◆ Exercise ◆
Copy out the entries exactly. Print them in full.
*** Dataset ***
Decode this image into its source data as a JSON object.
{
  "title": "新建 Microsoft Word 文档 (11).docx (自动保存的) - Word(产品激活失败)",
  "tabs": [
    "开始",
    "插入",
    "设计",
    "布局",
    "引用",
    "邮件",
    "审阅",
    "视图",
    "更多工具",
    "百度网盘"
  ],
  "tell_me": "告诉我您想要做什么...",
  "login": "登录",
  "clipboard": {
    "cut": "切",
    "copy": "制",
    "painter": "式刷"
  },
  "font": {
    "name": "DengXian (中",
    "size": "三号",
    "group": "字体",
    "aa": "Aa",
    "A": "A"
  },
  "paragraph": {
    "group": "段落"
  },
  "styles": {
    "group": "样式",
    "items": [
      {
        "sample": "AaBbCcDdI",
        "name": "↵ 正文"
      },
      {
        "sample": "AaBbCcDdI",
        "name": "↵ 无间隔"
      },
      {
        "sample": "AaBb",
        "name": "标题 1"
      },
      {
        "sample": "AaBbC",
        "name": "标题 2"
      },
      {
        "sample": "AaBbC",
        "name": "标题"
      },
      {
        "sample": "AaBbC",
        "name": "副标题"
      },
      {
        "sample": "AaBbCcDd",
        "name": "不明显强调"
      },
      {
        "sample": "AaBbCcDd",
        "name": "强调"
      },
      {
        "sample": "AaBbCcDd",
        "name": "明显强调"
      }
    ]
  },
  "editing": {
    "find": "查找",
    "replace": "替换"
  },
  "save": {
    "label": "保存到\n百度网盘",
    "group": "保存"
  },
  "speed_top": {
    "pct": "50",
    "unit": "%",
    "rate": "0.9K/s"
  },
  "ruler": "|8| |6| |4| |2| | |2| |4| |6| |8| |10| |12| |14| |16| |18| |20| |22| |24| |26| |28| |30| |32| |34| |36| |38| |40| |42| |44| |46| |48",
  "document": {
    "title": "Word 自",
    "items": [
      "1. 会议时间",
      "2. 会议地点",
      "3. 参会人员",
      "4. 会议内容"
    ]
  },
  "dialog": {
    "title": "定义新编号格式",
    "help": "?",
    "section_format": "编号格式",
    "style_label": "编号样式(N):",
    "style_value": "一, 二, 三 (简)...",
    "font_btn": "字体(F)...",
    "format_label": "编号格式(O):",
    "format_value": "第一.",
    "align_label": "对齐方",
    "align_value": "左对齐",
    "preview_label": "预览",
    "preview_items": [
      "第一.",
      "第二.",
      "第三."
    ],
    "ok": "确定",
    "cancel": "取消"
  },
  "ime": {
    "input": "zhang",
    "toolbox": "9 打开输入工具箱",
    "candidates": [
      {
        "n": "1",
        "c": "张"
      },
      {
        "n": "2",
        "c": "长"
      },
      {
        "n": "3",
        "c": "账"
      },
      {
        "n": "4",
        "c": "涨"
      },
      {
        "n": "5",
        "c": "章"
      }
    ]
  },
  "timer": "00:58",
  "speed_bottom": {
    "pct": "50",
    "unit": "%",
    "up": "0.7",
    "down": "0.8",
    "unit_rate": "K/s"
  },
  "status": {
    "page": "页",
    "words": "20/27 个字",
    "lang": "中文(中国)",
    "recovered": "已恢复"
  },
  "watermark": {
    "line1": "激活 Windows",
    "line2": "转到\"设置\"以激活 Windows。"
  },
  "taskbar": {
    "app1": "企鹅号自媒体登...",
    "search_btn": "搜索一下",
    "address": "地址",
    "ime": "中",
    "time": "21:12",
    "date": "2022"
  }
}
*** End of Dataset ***
◆ Response to this task ◆
Decode this image into its source data as a JSON object.
{
  "title": "新建 Microsoft Word 文档 (11).docx (自动保存的) - Word(产品激活失败)",
  "tabs": [
    "开始",
    "插入",
    "设计",
    "布局",
    "引用",
    "邮件",
    "审阅",
    "视图",
    "更多工具",
    "百度网盘"
  ],
  "tell_me": "告诉我您想要做什么...",
  "login": "登录",
  "clipboard": {
    "cut": "切",
    "copy": "制",
    "painter": "式刷"
  },
  "font": {
    "name": "DengXian (中",
    "size": "三号",
    "group": "字体",
    "aa": "Aa",
    "A": "A"
  },
  "paragraph": {
    "group": "段落"
  },
  "styles": {
    "group": "样式",
    "items": [
      {
        "sample": "AaBbCcDdI",
        "name": "↵ 正文"
      },
      {
        "sample": "AaBbCcDdI",
        "name": "↵ 无间隔"
      },
      {
        "sample": "AaBb",
        "name": "标题 1"
      },
      {
        "sample": "AaBbC",
        "name": "标题 2"
      },
      {
        "sample": "AaBbC",
        "name": "标题"
      },
      {
        "sample": "AaBbC",
        "name": "副标题"
      },
      {
        "sample": "AaBbCcDd",
        "name": "不明显强调"
      },
      {
        "sample": "AaBbCcDd",
        "name": "强调"
      },
      {
        "sample": "AaBbCcDd",
        "name": "明显强调"
      }
    ]
  },
  "editing": {
    "find": "查找",
    "replace": "替换"
  },
  "save": {
    "label": "保存到\n百度网盘",
    "group": "保存"
  },
  "speed_top": {
    "pct": "50",
    "unit": "%",
    "rate": "0.9K/s"
  },
  "ruler": "|8| |6| |4| |2| | |2| |4| |6| |8| |10| |12| |14| |16| |18| |20| |22| |24| |26| |28| |30| |32| |34| |36| |38| |40| |42| |44| |46| |48",
  "document": {
    "title": "Word 自",
    "items": [
      "1. 会议时间",
      "2. 会议地点",
      "3. 参会人员",
      "4. 会议内容"
    ]
  },
  "dialog": {
    "title": "定义新编号格式",
    "help": "?",
    "section_format": "编号格式",
    "style_label": "编号样式(N):",
    "style_value": "一, 二, 三 (简)...",
    "font_btn": "字体(F)...",
    "format_label": "编号格式(O):",
    "format_value": "第一.",
    "align_label": "对齐方",
    "align_value": "左对齐",
    "preview_label": "预览",
    "preview_items": [
      "第一.",
      "第二.",
      "第三."
    ],
    "ok": "确定",
    "cancel": "取消"
  },
  "ime": {
    "input": "zhang",
    "toolbox": "9 打开输入工具箱",
    "candidates": [
      {
        "n": "1",
        "c": "张"
      },
      {
        "n": "2",
        "c": "长"
      },
      {
        "n": "3",
        "c": "账"
      },
      {
        "n": "4",
        "c": "涨"
      },
      {
        "n": "5",
        "c": "章"
      }
    ]
  },
  "timer": "00:58",
  "speed_bottom": {
    "pct": "50",
    "unit": "%",
    "up": "0.7",
    "down": "0.8",
    "unit_rate": "K/s"
  },
  "status": {
    "page": "页",
    "words": "20/27 个字",
    "lang": "中文(中国)",
    "recovered": "已恢复"
  },
  "watermark": {
    "line1": "激活 Windows",
    "line2": "转到\"设置\"以激活 Windows。"
  },
  "taskbar": {
    "app1": "企鹅号自媒体登...",
    "search_btn": "搜索一下",
    "address": "地址",
    "ime": "中",
    "time": "21:12",
    "date": "2022"
  }
}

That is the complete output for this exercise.